Milan native Ponti considered the car designs of the early fifties to be inefficient in terms of space utilisation and interior flexibility and saddled with needlessly gaudy, rotund styling. Together with his colleagues Alberto Rosselli and Antonio Fornaroli he developed, for the time, a wholly new style both inside and out. Ponti’s car concept was christened Linea Diamante or diamond-shaped line because of its flat panels and straight lines that were in total contrast with the curvaceous shapes that were en vogue in those days.
Well over a decade before its introduction, the Linea Diamante more or less predicted the Renault 16. Not only did it feature a generous fifth door, but like the 16 it also had a rear seat that could be adjusted to various configurations. The boot was accessible from the inside and separate from the spare wheel housing.
Ponti and his team also provided the interior with a generous amount of storage facilities. The large windows created an airy cabin in which the inhabitants -aside from enjoying better visibility-would not feel as secluded from the outside world as they would be in the typical vehicle of the era.
Ponti took advantage of his good relationship with Pirelli (he designed the Pirelli Tower in Milan) by enlisting their expertise in developing a special rubber bumper that enveloped the whole car and featured spring-based bumpers front and rear. The flat panels and acute angles of the Linea Diamante were radically different, and while their advantages could no doubt be explained and justified rationally by someone like Ponti it was another matter whether a car manufacturer – or a prospective customer – would accept it.
As a mechanical base for his Linea Diamante, Ponti suggested the Alfa Romeo 1900 Berlinetta. Unfortunately, when he approached Carrozzeria Touring they were intrigued but not interested. Ponti then tried FIAT but they too politely declined. So the Linea Diamante remained just a concept lost in time, existing only in the form a few 1:10 scale models made by Ponti and his team.

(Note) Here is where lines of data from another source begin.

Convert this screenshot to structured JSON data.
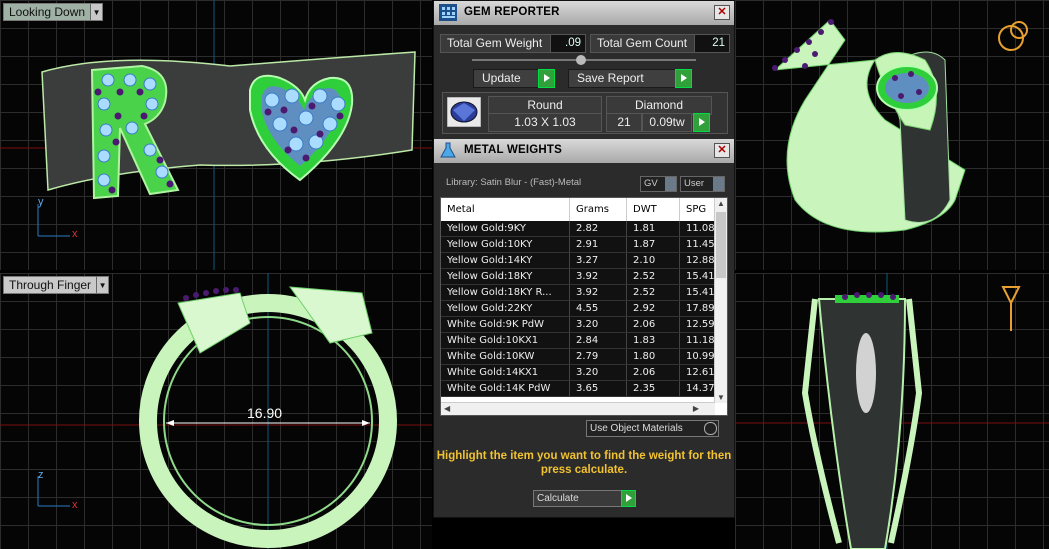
{
  "viewports": {
    "top_left_label": "Looking Down",
    "bottom_left_label": "Through Finger",
    "dimension": "16.90"
  },
  "gem_reporter": {
    "title": "GEM REPORTER",
    "total_weight_label": "Total Gem Weight",
    "total_weight_value": ".09",
    "total_count_label": "Total Gem Count",
    "total_count_value": "21",
    "update_label": "Update",
    "save_report_label": "Save Report",
    "gem": {
      "shape": "Round",
      "type": "Diamond",
      "size": "1.03 X 1.03",
      "count": "21",
      "weight": "0.09tw"
    }
  },
  "metal_weights": {
    "title": "METAL WEIGHTS",
    "library": "Library: Satin Blur - (Fast)-Metal",
    "gv_label": "GV",
    "user_label": "User",
    "columns": [
      "Metal",
      "Grams",
      "DWT",
      "SPG"
    ],
    "rows": [
      [
        "Yellow Gold:9KY",
        "2.82",
        "1.81",
        "11.08"
      ],
      [
        "Yellow Gold:10KY",
        "2.91",
        "1.87",
        "11.45"
      ],
      [
        "Yellow Gold:14KY",
        "3.27",
        "2.10",
        "12.88"
      ],
      [
        "Yellow Gold:18KY",
        "3.92",
        "2.52",
        "15.41"
      ],
      [
        "Yellow Gold:18KY R...",
        "3.92",
        "2.52",
        "15.41"
      ],
      [
        "Yellow Gold:22KY",
        "4.55",
        "2.92",
        "17.89"
      ],
      [
        "White Gold:9K PdW",
        "3.20",
        "2.06",
        "12.59"
      ],
      [
        "White Gold:10KX1",
        "2.84",
        "1.83",
        "11.18"
      ],
      [
        "White Gold:10KW",
        "2.79",
        "1.80",
        "10.99"
      ],
      [
        "White Gold:14KX1",
        "3.20",
        "2.06",
        "12.61"
      ],
      [
        "White Gold:14K PdW",
        "3.65",
        "2.35",
        "14.37"
      ]
    ],
    "use_object_materials": "Use Object Materials",
    "hint": "Highlight the item you want to find the weight for then press calculate.",
    "calculate_label": "Calculate"
  }
}
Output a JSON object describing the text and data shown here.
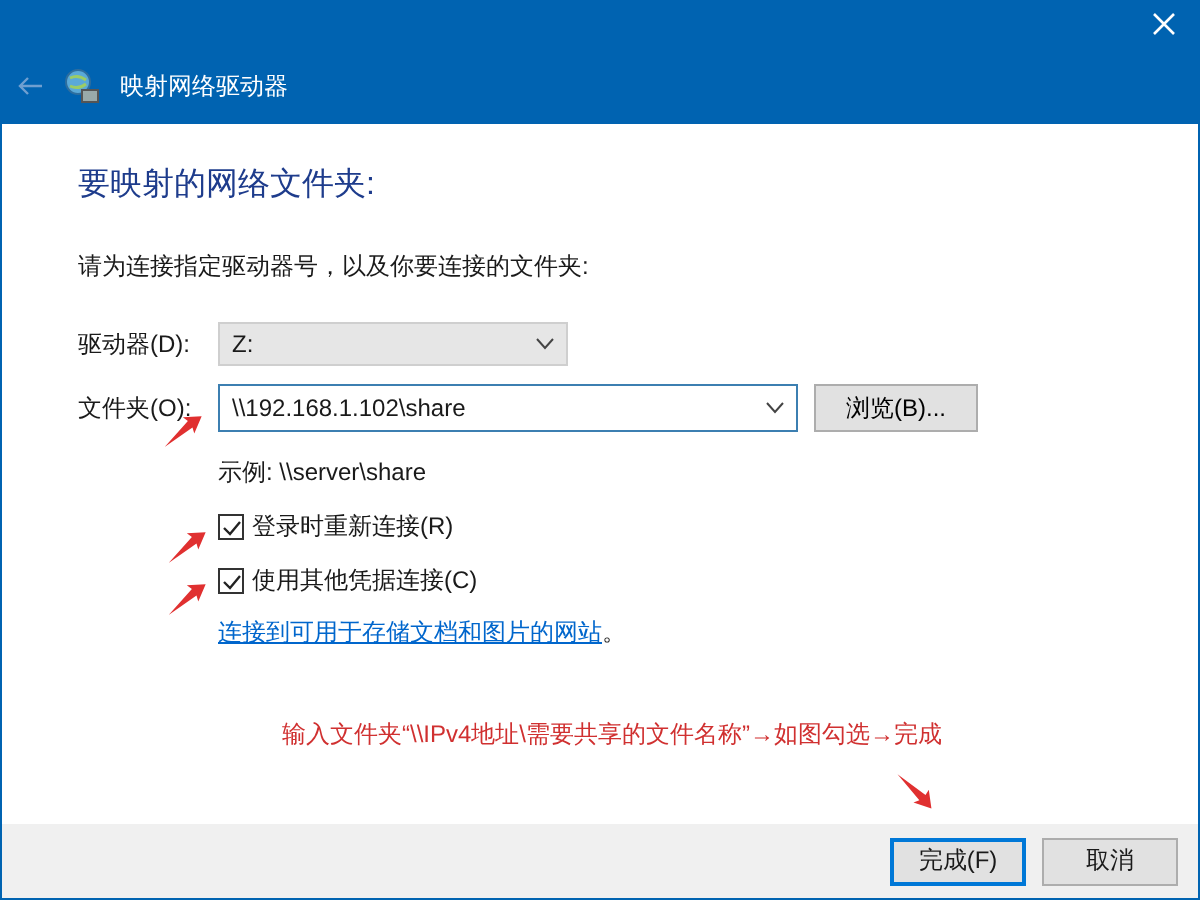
{
  "window": {
    "title": "映射网络驱动器"
  },
  "heading": "要映射的网络文件夹:",
  "instruction": "请为连接指定驱动器号，以及你要连接的文件夹:",
  "drive": {
    "label": "驱动器(D):",
    "value": "Z:"
  },
  "folder": {
    "label": "文件夹(O):",
    "value": "\\\\192.168.1.102\\share"
  },
  "browse_button": "浏览(B)...",
  "example": "示例: \\\\server\\share",
  "options": [
    {
      "label": "登录时重新连接(R)",
      "checked": true
    },
    {
      "label": "使用其他凭据连接(C)",
      "checked": true
    }
  ],
  "link": {
    "text": "连接到可用于存储文档和图片的网站",
    "suffix": "。"
  },
  "annotation": "输入文件夹“\\\\IPv4地址\\需要共享的文件名称”→如图勾选→完成",
  "buttons": [
    {
      "label": "完成(F)",
      "default": true
    },
    {
      "label": "取消",
      "default": false
    }
  ]
}
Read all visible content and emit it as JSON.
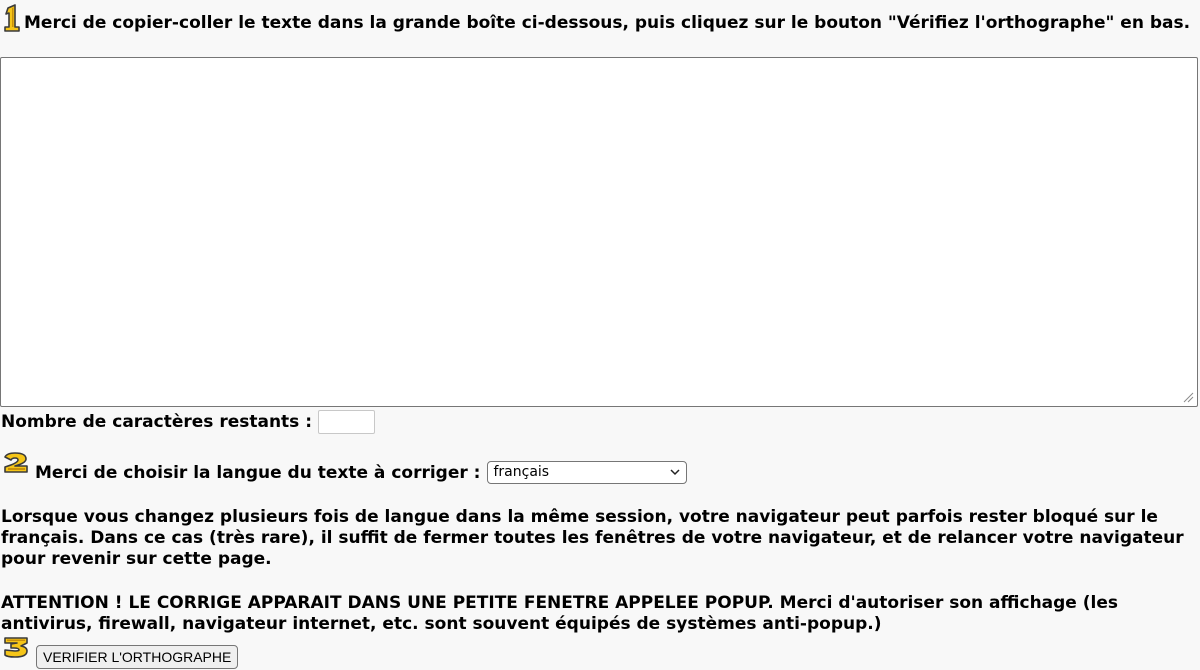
{
  "step1": {
    "number": "1",
    "instruction": "Merci de copier-coller le texte dans la grande boîte ci-dessous, puis cliquez sur le bouton \"Vérifiez l'orthographe\" en bas."
  },
  "text_box": {
    "value": ""
  },
  "remaining": {
    "label": "Nombre de caractères restants :",
    "value": ""
  },
  "step2": {
    "number": "2",
    "label": "Merci de choisir la langue du texte à corriger :",
    "selected_language": "français"
  },
  "info_paragraph": "Lorsque vous changez plusieurs fois de langue dans la même session, votre navigateur peut parfois rester bloqué sur le français. Dans ce cas (très rare), il suffit de fermer toutes les fenêtres de votre navigateur, et de relancer votre navigateur pour revenir sur cette page.",
  "warning_paragraph": "ATTENTION ! LE CORRIGE APPARAIT DANS UNE PETITE FENETRE APPELEE POPUP. Merci d'autoriser son affichage (les antivirus, firewall, navigateur internet, etc. sont souvent équipés de systèmes anti-popup.)",
  "step3": {
    "number": "3",
    "button_label": "VERIFIER L'ORTHOGRAPHE"
  },
  "colors": {
    "step_icon_fill": "#f5c518",
    "step_icon_shade": "#c8900a",
    "step_icon_outline": "#3a3a3a",
    "page_background": "#f8f8f8"
  }
}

More than 60 years later however, this would change. In 1928 Ponti had co-founded the influential Editoriale Domus magazine; in 2018 the magazine was a cultural partner of the Grand Basel exhibition and in honour of the 90th anniversary of Editoriale Domus it was decided to build a full scale model of the Linea Diamante.
Centro Stile FCA, under the guidance of head of FCA Heritage, Roberto Giolito, worked together with Pirelli and produced a fine full-size tribute to Ponti’s forward looking idea. The only criticism one could level at the result was that it did not have an interior, so none of the original cabin ideas were brought to life.
Encountering the Linea Diamante in the flesh very much impresses its originality and modernity on today’s viewer, especially if he or she first sees the car and only then notices 1953 on the wall behind it.
Late in life, Gio Ponti was not bitter about his concept being denied a chance of volume production. Not long after his Linea Diamante, a car would be born, made by an outfit that had a bit of previous concerning automotive innovation: the Citroën DS 19.
At least in terms of the radicality and ruthless modernity of its design and engineering concept it was very much along the same lines. Ponti said: “When the Citroën DS came out, the three of us in the studio – Fornaroli, Rosselli and myself – got one each in homage to its beauty and originality“.
* That is, if MAYA had already been thought of by Loewy- but in 1933 it had not been coined yet.